The Vik Bridge is 133 meters long and one of the longest and oldest surviving wooden bridges in the country. Both the foundation and superstructure are built of wood. The bridge is a remarkable landmark in the scenic agricultural landscape that characterizes the Ljungan Valley.
History Along the Ljungan River in Torp Parish lie the neighboring villages of Viken, Byn, and Gullgård. The Vik Bridge is said to be the result of a dispute between these villages during the latter part of the 19th century. For a long time, it was the farmers in Vik who were responsible for ensuring that there was a bridge or ferry downstream from Byforsen. But in 1827, it was decided that the old bridge should be replaced with a new one. Before the new bridge was built, the villagers of the three villages made an agreement that Byn and Gullgård would receive toll fees. The requirement was that they would finance the maintenance of the bridge and ensure that it was open to the public.
Threats to close the bridge to the public The bridge deteriorated during the 1880s, and the villagers of Gullgård, Byn, and Övergård therefore built a new bridge just upstream from the existing one. They also demanded that the villages of Viken and Finsta should participate in the bridge construction in proportion to their tax assessment. Otherwise, they threatened to close the bridge to the public and make it private property. The farmers in Viken and Finsta became angry and decided to take matters into their own hands. They also believed that it was too far to travel to the bridge over Byforsen for further transport to Fränsta village. So they simply decided to repair Viken’s old toll bridge.
Despite conflicts with opponents of the bridge, which resulted in an appeal to the county administrative board, the new Vik Bridge was built in 1887-88. The result was the bridge that exists today.
Vik Bridge construction The bridge has a technological historical value as a precursor to the steel bridges that began to be built during the latter part of the 19th and early 20th centuries. The 133.27-meter long beam bridge is a so-called overflow structure. It has a clear span over the King’s channel of 23.3 meters, executed with a suspension system in a lattice structure. Its impressive length, in addition to the abutments built with hewn natural stone, required 19 abutment piles to stabilize the structure. In addition, there were significant requirements to keep the King’s channel clear for timber floating and to prevent damage during high water levels, ice, and more.

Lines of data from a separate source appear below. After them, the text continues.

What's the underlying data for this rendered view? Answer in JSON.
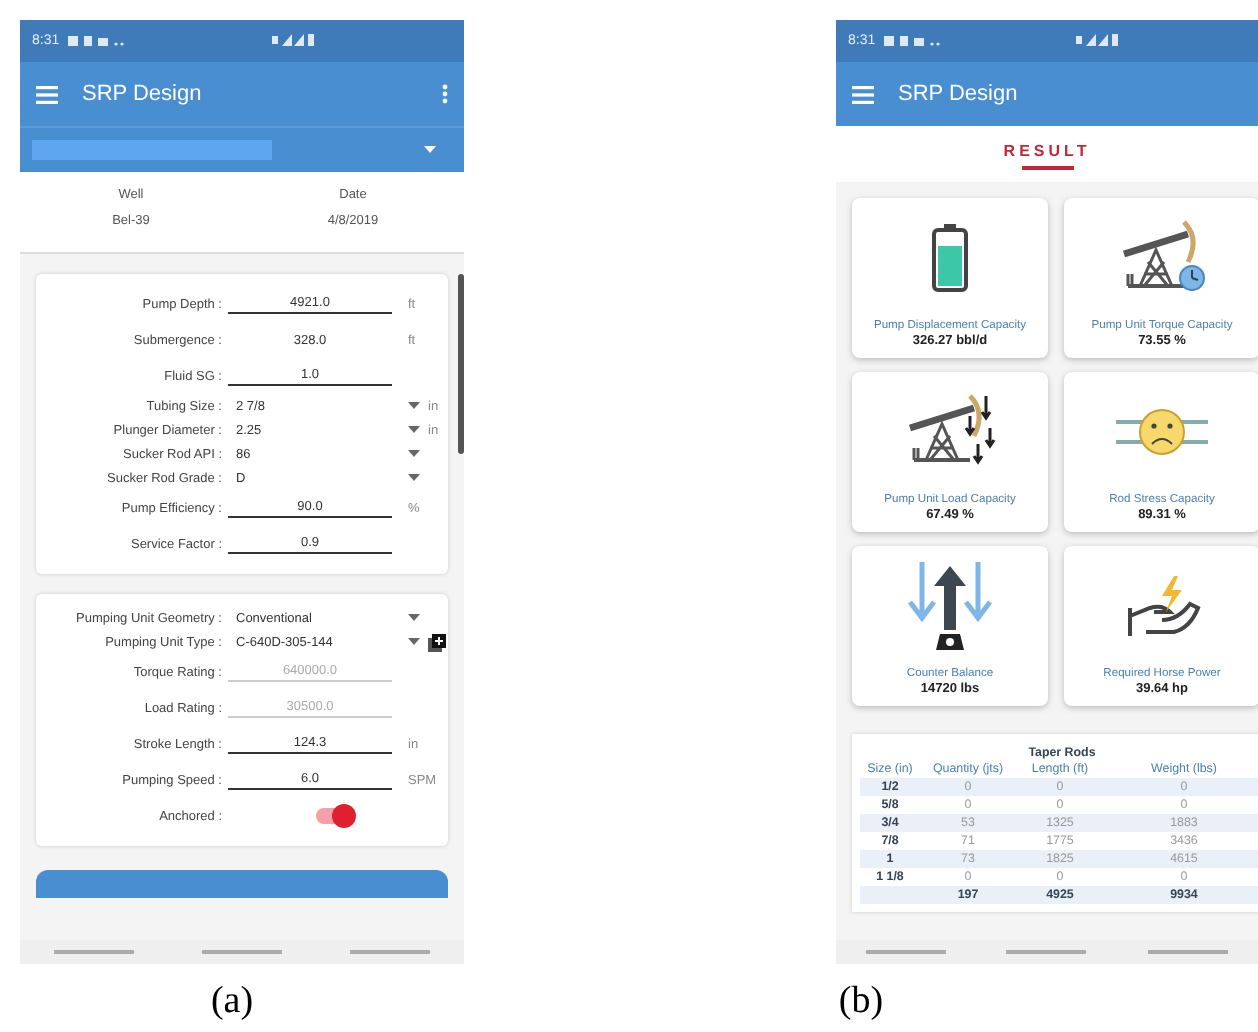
{
  "screens": [
    {
      "caption": "(a)",
      "status_time": "8:31",
      "app_title": "SRP Design",
      "well": {
        "label": "Well",
        "value": "Bel-39"
      },
      "date": {
        "label": "Date",
        "value": "4/8/2019"
      },
      "cards": [
        {
          "fields": [
            {
              "label": "Pump Depth :",
              "value": "4921.0",
              "unit": "ft",
              "kind": "input"
            },
            {
              "label": "Submergence :",
              "value": "328.0",
              "unit": "ft",
              "kind": "plain"
            },
            {
              "label": "Fluid SG :",
              "value": "1.0",
              "kind": "input"
            },
            {
              "label": "Tubing Size :",
              "value": "2 7/8",
              "unit": "in",
              "kind": "select"
            },
            {
              "label": "Plunger Diameter :",
              "value": "2.25",
              "unit": "in",
              "kind": "select"
            },
            {
              "label": "Sucker Rod API :",
              "value": "86",
              "kind": "select"
            },
            {
              "label": "Sucker Rod Grade :",
              "value": "D",
              "kind": "select"
            },
            {
              "label": "Pump Efficiency :",
              "value": "90.0",
              "unit": "%",
              "kind": "input"
            },
            {
              "label": "Service Factor :",
              "value": "0.9",
              "kind": "input"
            }
          ]
        },
        {
          "fields": [
            {
              "label": "Pumping Unit Geometry :",
              "value": "Conventional",
              "kind": "select"
            },
            {
              "label": "Pumping Unit Type :",
              "value": "C-640D-305-144",
              "kind": "select_add"
            },
            {
              "label": "Torque Rating :",
              "value": "640000.0",
              "kind": "disabled"
            },
            {
              "label": "Load Rating :",
              "value": "30500.0",
              "kind": "disabled"
            },
            {
              "label": "Stroke Length :",
              "value": "124.3",
              "unit": "in",
              "kind": "input"
            },
            {
              "label": "Pumping Speed :",
              "value": "6.0",
              "unit": "SPM",
              "kind": "input"
            },
            {
              "label": "Anchored :",
              "kind": "toggle",
              "on": true
            }
          ]
        }
      ]
    },
    {
      "caption": "(b)",
      "status_time": "8:31",
      "app_title": "SRP Design",
      "section_title": "RESULT",
      "results": [
        {
          "label": "Pump Displacement Capacity",
          "value": "326.27 bbl/d"
        },
        {
          "label": "Pump Unit Torque Capacity",
          "value": "73.55 %"
        },
        {
          "label": "Pump Unit Load Capacity",
          "value": "67.49 %"
        },
        {
          "label": "Rod Stress Capacity",
          "value": "89.31 %"
        },
        {
          "label": "Counter Balance",
          "value": "14720 lbs"
        },
        {
          "label": "Required Horse Power",
          "value": "39.64 hp"
        }
      ],
      "table": {
        "title": "Taper Rods",
        "columns": [
          "Size (in)",
          "Quantity (jts)",
          "Length (ft)",
          "Weight (lbs)"
        ],
        "rows": [
          [
            "1/2",
            "0",
            "0",
            "0"
          ],
          [
            "5/8",
            "0",
            "0",
            "0"
          ],
          [
            "3/4",
            "53",
            "1325",
            "1883"
          ],
          [
            "7/8",
            "71",
            "1775",
            "3436"
          ],
          [
            "1",
            "73",
            "1825",
            "4615"
          ],
          [
            "1 1/8",
            "0",
            "0",
            "0"
          ]
        ],
        "total": [
          "197",
          "4925",
          "9934"
        ]
      }
    }
  ]
}
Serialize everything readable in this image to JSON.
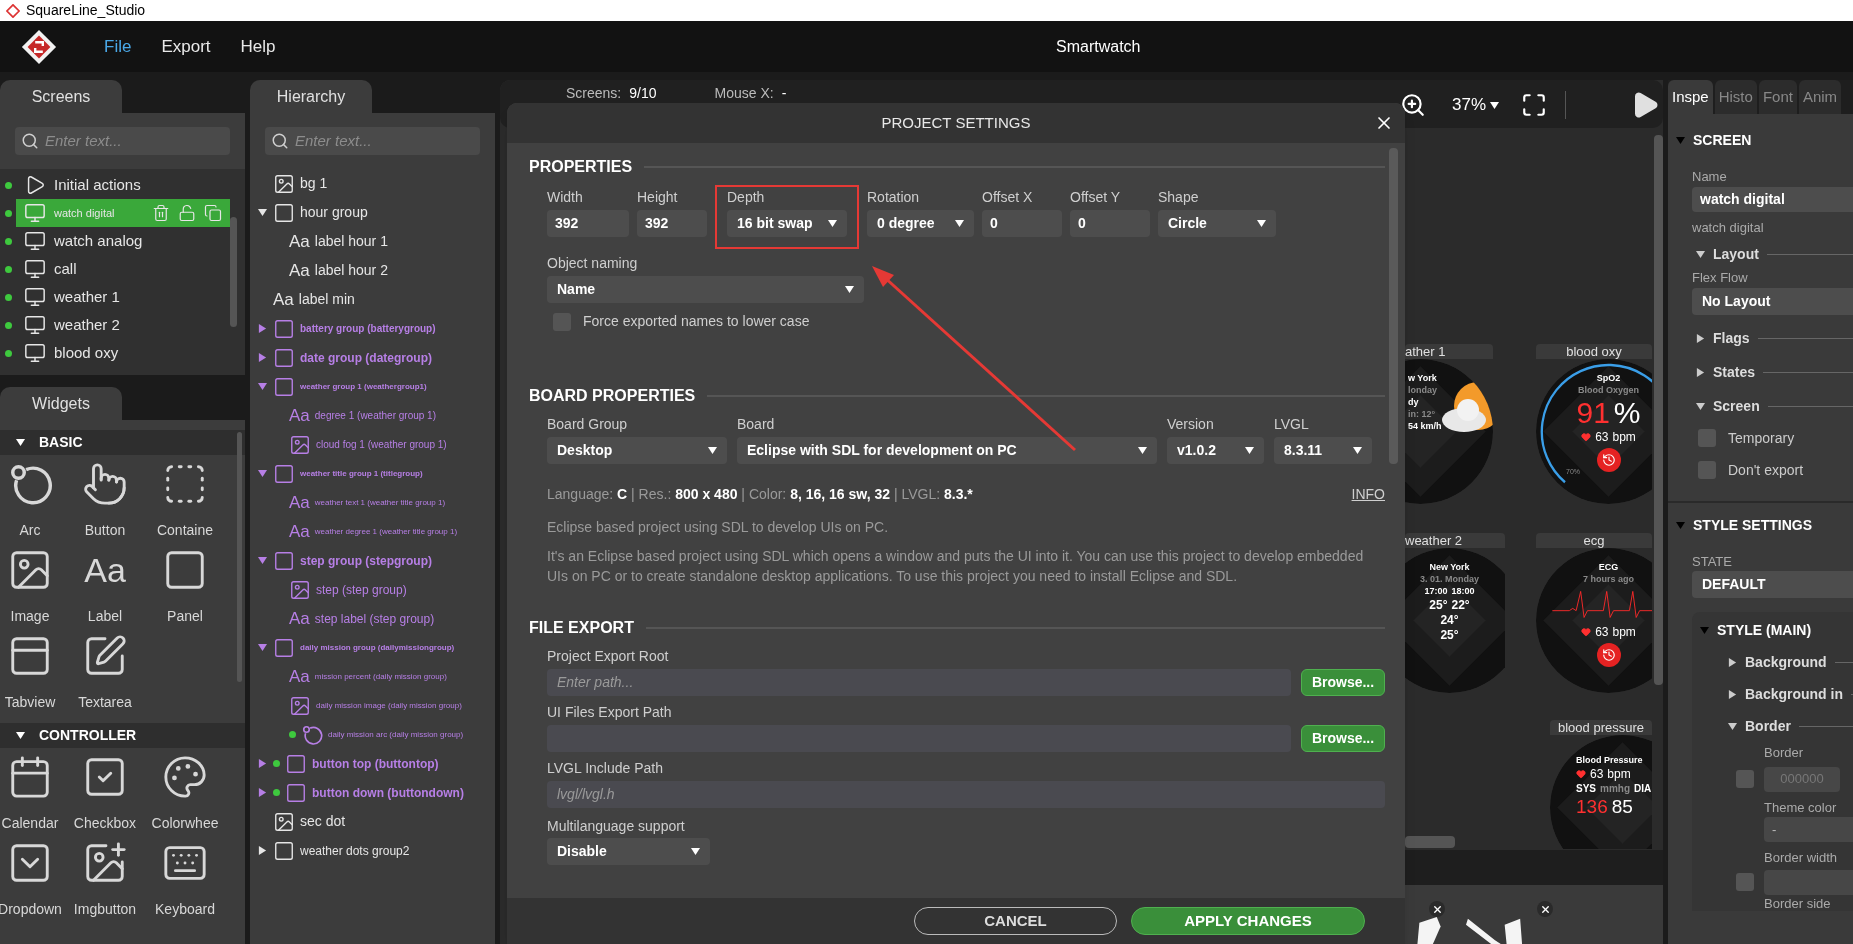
{
  "app_title": "SquareLine_Studio",
  "menu": [
    {
      "label": "File",
      "selected": true
    },
    {
      "label": "Export",
      "selected": false
    },
    {
      "label": "Help",
      "selected": false
    }
  ],
  "project_name": "Smartwatch",
  "screens_panel": {
    "tab": "Screens",
    "search_placeholder": "Enter text...",
    "items": [
      {
        "kind": "action",
        "label": "Initial actions",
        "selected": false
      },
      {
        "kind": "screen",
        "label": "watch digital",
        "selected": true
      },
      {
        "kind": "screen",
        "label": "watch analog",
        "selected": false
      },
      {
        "kind": "screen",
        "label": "call",
        "selected": false
      },
      {
        "kind": "screen",
        "label": "weather 1",
        "selected": false
      },
      {
        "kind": "screen",
        "label": "weather 2",
        "selected": false
      },
      {
        "kind": "screen",
        "label": "blood oxy",
        "selected": false
      }
    ]
  },
  "widgets_panel": {
    "tab": "Widgets",
    "categories": [
      {
        "title": "BASIC",
        "expanded": true,
        "items": [
          {
            "kind": "arc",
            "label": "Arc"
          },
          {
            "kind": "button",
            "label": "Button"
          },
          {
            "kind": "container",
            "label": "Containe"
          },
          {
            "kind": "image",
            "label": "Image"
          },
          {
            "kind": "label",
            "label": "Label",
            "glyph": "Aa"
          },
          {
            "kind": "panel",
            "label": "Panel"
          },
          {
            "kind": "tabview",
            "label": "Tabview"
          },
          {
            "kind": "textarea",
            "label": "Textarea"
          }
        ]
      },
      {
        "title": "CONTROLLER",
        "expanded": true,
        "items": [
          {
            "kind": "calendar",
            "label": "Calendar"
          },
          {
            "kind": "checkbox",
            "label": "Checkbox"
          },
          {
            "kind": "colorwheel",
            "label": "Colorwhee"
          },
          {
            "kind": "dropdown",
            "label": "Dropdown"
          },
          {
            "kind": "imgbutton",
            "label": "Imgbutton"
          },
          {
            "kind": "keyboard",
            "label": "Keyboard"
          }
        ]
      }
    ]
  },
  "hierarchy": {
    "tab": "Hierarchy",
    "search_placeholder": "Enter text...",
    "items": [
      {
        "kind": "image",
        "label": "bg 1",
        "color": "#e6e6e6",
        "bold": false,
        "dot": false
      },
      {
        "kind": "panel",
        "label": "hour group",
        "color": "#e6e6e6",
        "bold": false,
        "dot": false,
        "expanded": true,
        "children": [
          {
            "kind": "label",
            "glyph": "Aa",
            "label": "label hour 1",
            "color": "#e6e6e6",
            "bold": false,
            "dot": false
          },
          {
            "kind": "label",
            "glyph": "Aa",
            "label": "label hour 2",
            "color": "#e6e6e6",
            "bold": false,
            "dot": false
          }
        ]
      },
      {
        "kind": "label",
        "glyph": "Aa",
        "label": "label min",
        "color": "#e6e6e6",
        "bold": false,
        "dot": false
      },
      {
        "kind": "panel",
        "label": "battery group (batterygroup)",
        "color": "#b77fe6",
        "bold": true,
        "dot": false,
        "expanded": false
      },
      {
        "kind": "panel",
        "label": "date group (dategroup)",
        "color": "#b77fe6",
        "bold": true,
        "dot": false,
        "expanded": false
      },
      {
        "kind": "panel",
        "label": "weather group 1 (weathergroup1)",
        "color": "#b77fe6",
        "bold": true,
        "dot": false,
        "expanded": true,
        "children": [
          {
            "kind": "label",
            "glyph": "Aa",
            "label": "degree 1 (weather group 1)",
            "color": "#b77fe6",
            "bold": false,
            "dot": false
          },
          {
            "kind": "image",
            "label": "cloud fog 1 (weather group 1)",
            "color": "#b77fe6",
            "bold": false,
            "dot": false
          }
        ]
      },
      {
        "kind": "panel",
        "label": "weather title group 1 (titlegroup)",
        "color": "#b77fe6",
        "bold": true,
        "dot": false,
        "expanded": true,
        "children": [
          {
            "kind": "label",
            "glyph": "Aa",
            "label": "weather text 1 (weather title group 1)",
            "color": "#b77fe6",
            "bold": false,
            "dot": false
          },
          {
            "kind": "label",
            "glyph": "Aa",
            "label": "weather degree 1 (weather title group 1)",
            "color": "#b77fe6",
            "bold": false,
            "dot": false
          }
        ]
      },
      {
        "kind": "panel",
        "label": "step group (stepgroup)",
        "color": "#b77fe6",
        "bold": true,
        "dot": false,
        "expanded": true,
        "children": [
          {
            "kind": "image",
            "label": "step (step group)",
            "color": "#b77fe6",
            "bold": false,
            "dot": false
          },
          {
            "kind": "label",
            "glyph": "Aa",
            "label": "step label (step group)",
            "color": "#b77fe6",
            "bold": false,
            "dot": false
          }
        ]
      },
      {
        "kind": "panel",
        "label": "daily mission group (dailymissiongroup)",
        "color": "#b77fe6",
        "bold": true,
        "dot": false,
        "expanded": true,
        "children": [
          {
            "kind": "label",
            "glyph": "Aa",
            "label": "mission percent (daily mission group)",
            "color": "#b77fe6",
            "bold": false,
            "dot": false
          },
          {
            "kind": "image",
            "label": "daily mission image (daily mission group)",
            "color": "#b77fe6",
            "bold": false,
            "dot": false
          },
          {
            "kind": "arc",
            "label": "daily mission arc (daily mission group)",
            "color": "#b77fe6",
            "bold": false,
            "dot": true
          }
        ]
      },
      {
        "kind": "panel",
        "label": "button top (buttontop)",
        "color": "#b77fe6",
        "bold": true,
        "dot": true,
        "expanded": false
      },
      {
        "kind": "panel",
        "label": "button down (buttondown)",
        "color": "#b77fe6",
        "bold": true,
        "dot": true,
        "expanded": false
      },
      {
        "kind": "image",
        "label": "sec dot",
        "color": "#e6e6e6",
        "bold": false,
        "dot": false
      },
      {
        "kind": "panel",
        "label": "weather dots group2",
        "color": "#e6e6e6",
        "bold": false,
        "dot": false,
        "expanded": false
      }
    ]
  },
  "canvas": {
    "toolbar": {
      "screens_label": "Screens:",
      "screens_value": "9/10",
      "mouse_label": "Mouse X:",
      "mouse_value": "-",
      "zoom": "37%"
    },
    "thumbnails": [
      {
        "label": "ather 1",
        "kind": "weather",
        "lines": [
          {
            "kind": "caption",
            "parts": [
              {
                "text": "w York",
                "color": "#ffffff"
              }
            ]
          },
          {
            "kind": "caption",
            "parts": [
              {
                "text": "londay",
                "color": "#8a8a8a"
              }
            ]
          },
          {
            "kind": "caption",
            "parts": [
              {
                "text": "dy",
                "color": "#ffffff"
              }
            ]
          },
          {
            "kind": "caption",
            "parts": [
              {
                "text": "in: 12°",
                "color": "#8a8a8a"
              }
            ]
          },
          {
            "kind": "caption",
            "parts": [
              {
                "text": "54 km/h",
                "color": "#ffffff"
              }
            ]
          }
        ]
      },
      {
        "label": "blood oxy",
        "kind": "vitals",
        "ring_label": "70%",
        "lines": [
          {
            "kind": "caption",
            "parts": [
              {
                "text": "SpO2",
                "color": "#ffffff"
              }
            ]
          },
          {
            "kind": "caption",
            "parts": [
              {
                "text": "Blood Oxygen",
                "color": "#8a8a8a"
              }
            ]
          },
          {
            "kind": "value",
            "parts": [
              {
                "text": "91",
                "color": "#ff3030"
              },
              {
                "text": "%",
                "color": "#ffffff"
              }
            ]
          },
          {
            "kind": "pulse",
            "parts": [
              {
                "text": "63",
                "color": "#ffffff"
              },
              {
                "text": "bpm",
                "color": "#ffffff"
              }
            ]
          }
        ]
      },
      {
        "label": "weather 2",
        "kind": "forecast",
        "lines": [
          {
            "kind": "caption",
            "parts": [
              {
                "text": "New York",
                "color": "#ffffff"
              }
            ]
          },
          {
            "kind": "caption",
            "parts": [
              {
                "text": "3. 01. Monday",
                "color": "#8a8a8a"
              }
            ]
          },
          {
            "kind": "caption",
            "parts": [
              {
                "text": "17:00",
                "color": "#ffffff"
              },
              {
                "text": "18:00",
                "color": "#ffffff"
              }
            ]
          },
          {
            "kind": "reading",
            "parts": [
              {
                "text": "25°",
                "color": "#ffffff"
              },
              {
                "text": "22°",
                "color": "#ffffff"
              }
            ]
          },
          {
            "kind": "reading",
            "parts": [
              {
                "text": "24°",
                "color": "#ffffff"
              }
            ]
          },
          {
            "kind": "reading",
            "parts": [
              {
                "text": "25°",
                "color": "#ffffff"
              }
            ]
          }
        ]
      },
      {
        "label": "ecg",
        "kind": "ecg",
        "lines": [
          {
            "kind": "caption",
            "parts": [
              {
                "text": "ECG",
                "color": "#ffffff"
              }
            ]
          },
          {
            "kind": "caption",
            "parts": [
              {
                "text": "7 hours ago",
                "color": "#8a8a8a"
              }
            ]
          },
          {
            "kind": "pulse",
            "parts": [
              {
                "text": "63",
                "color": "#ffffff"
              },
              {
                "text": "bpm",
                "color": "#ffffff"
              }
            ]
          }
        ]
      },
      {
        "label": "blood pressure",
        "kind": "pressure",
        "lines": [
          {
            "kind": "caption",
            "parts": [
              {
                "text": "Blood Pressure",
                "color": "#ffffff"
              }
            ]
          },
          {
            "kind": "pulse",
            "parts": [
              {
                "text": "63",
                "color": "#ffffff"
              },
              {
                "text": "bpm",
                "color": "#ffffff"
              }
            ]
          },
          {
            "kind": "reading",
            "parts": [
              {
                "text": "SYS",
                "color": "#ffffff"
              },
              {
                "text": "mmhg",
                "color": "#8a8a8a"
              },
              {
                "text": "DIA",
                "color": "#ffffff"
              }
            ]
          },
          {
            "kind": "value",
            "parts": [
              {
                "text": "136",
                "color": "#ff3030"
              },
              {
                "text": "85",
                "color": "#ffffff"
              }
            ]
          }
        ]
      }
    ]
  },
  "dialog": {
    "title": "PROJECT SETTINGS",
    "properties": {
      "heading": "PROPERTIES",
      "fields": [
        {
          "kind": "input",
          "label": "Width",
          "value": "392",
          "highlighted": false
        },
        {
          "kind": "input",
          "label": "Height",
          "value": "392",
          "highlighted": false
        },
        {
          "kind": "select",
          "label": "Depth",
          "value": "16 bit swap",
          "highlighted": true
        },
        {
          "kind": "select",
          "label": "Rotation",
          "value": "0 degree",
          "highlighted": false
        },
        {
          "kind": "input",
          "label": "Offset X",
          "value": "0",
          "highlighted": false
        },
        {
          "kind": "input",
          "label": "Offset Y",
          "value": "0",
          "highlighted": false
        },
        {
          "kind": "select",
          "label": "Shape",
          "value": "Circle",
          "highlighted": false
        }
      ],
      "naming": {
        "label": "Object naming",
        "value": "Name"
      },
      "force_lower": {
        "label": "Force exported names to lower case",
        "checked": false
      }
    },
    "board": {
      "heading": "BOARD PROPERTIES",
      "fields": [
        {
          "label": "Board Group",
          "value": "Desktop"
        },
        {
          "label": "Board",
          "value": "Eclipse with SDL for development on PC"
        },
        {
          "label": "Version",
          "value": "v1.0.2"
        },
        {
          "label": "LVGL",
          "value": "8.3.11"
        }
      ],
      "info": [
        {
          "label": "Language:",
          "value": "C"
        },
        {
          "label": "| Res.:",
          "value": "800 x 480"
        },
        {
          "label": "| Color:",
          "value": "8, 16, 16 sw, 32"
        },
        {
          "label": "| LVGL:",
          "value": "8.3.*"
        }
      ],
      "info_link": "INFO",
      "short_desc": "Eclipse based project using SDL to develop UIs on PC.",
      "long_desc": "It's an Eclipse based project using SDL which opens a window and puts the UI into it. You can use this project to develop embedded UIs on PC or to create standalone desktop applications. To use this project you need to install Eclipse and SDL."
    },
    "file_export": {
      "heading": "FILE EXPORT",
      "paths": [
        {
          "label": "Project Export Root",
          "placeholder": "Enter path...",
          "browse": "Browse..."
        },
        {
          "label": "UI Files Export Path",
          "browse": "Browse..."
        },
        {
          "label": "LVGL Include Path",
          "placeholder": "lvgl/lvgl.h"
        }
      ],
      "multilang": {
        "label": "Multilanguage support",
        "value": "Disable"
      }
    },
    "buttons": [
      {
        "kind": "secondary",
        "label": "CANCEL"
      },
      {
        "kind": "primary",
        "label": "APPLY CHANGES"
      }
    ],
    "annotation": {
      "kind": "arrow"
    }
  },
  "inspector": {
    "tabs": [
      {
        "label": "Inspe",
        "selected": true
      },
      {
        "label": "Histo",
        "selected": false
      },
      {
        "label": "Font",
        "selected": false
      },
      {
        "label": "Anim",
        "selected": false
      }
    ],
    "screen_section": {
      "title": "SCREEN",
      "expanded": true,
      "name_label": "Name",
      "name_value": "watch digital",
      "name_caption": "watch digital",
      "layout": {
        "title": "Layout",
        "expanded": true,
        "label": "Flex Flow",
        "value": "No Layout"
      },
      "groups": [
        {
          "title": "Flags",
          "expanded": false
        },
        {
          "title": "States",
          "expanded": false
        }
      ],
      "screen_group": {
        "title": "Screen",
        "expanded": true,
        "options": [
          {
            "label": "Temporary",
            "checked": false
          },
          {
            "label": "Don't export",
            "checked": false
          }
        ]
      }
    },
    "style_settings": {
      "title": "STYLE SETTINGS",
      "expanded": true,
      "state_label": "STATE",
      "state_value": "DEFAULT",
      "style_main": {
        "title": "STYLE (MAIN)",
        "expanded": true,
        "groups": [
          {
            "title": "Background",
            "expanded": false
          },
          {
            "title": "Background in",
            "expanded": false
          },
          {
            "title": "Border",
            "expanded": true
          }
        ],
        "border": {
          "color_label": "Border",
          "color_value": "000000",
          "color_checked": false,
          "theme_label": "Theme color",
          "theme_value": "-",
          "width_label": "Border width",
          "width_checked": false,
          "side_label": "Border side"
        }
      }
    }
  }
}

The latest restoration also involved the reconstruction of the original joint arms, which shows what the facility looked like when it was built in 1888.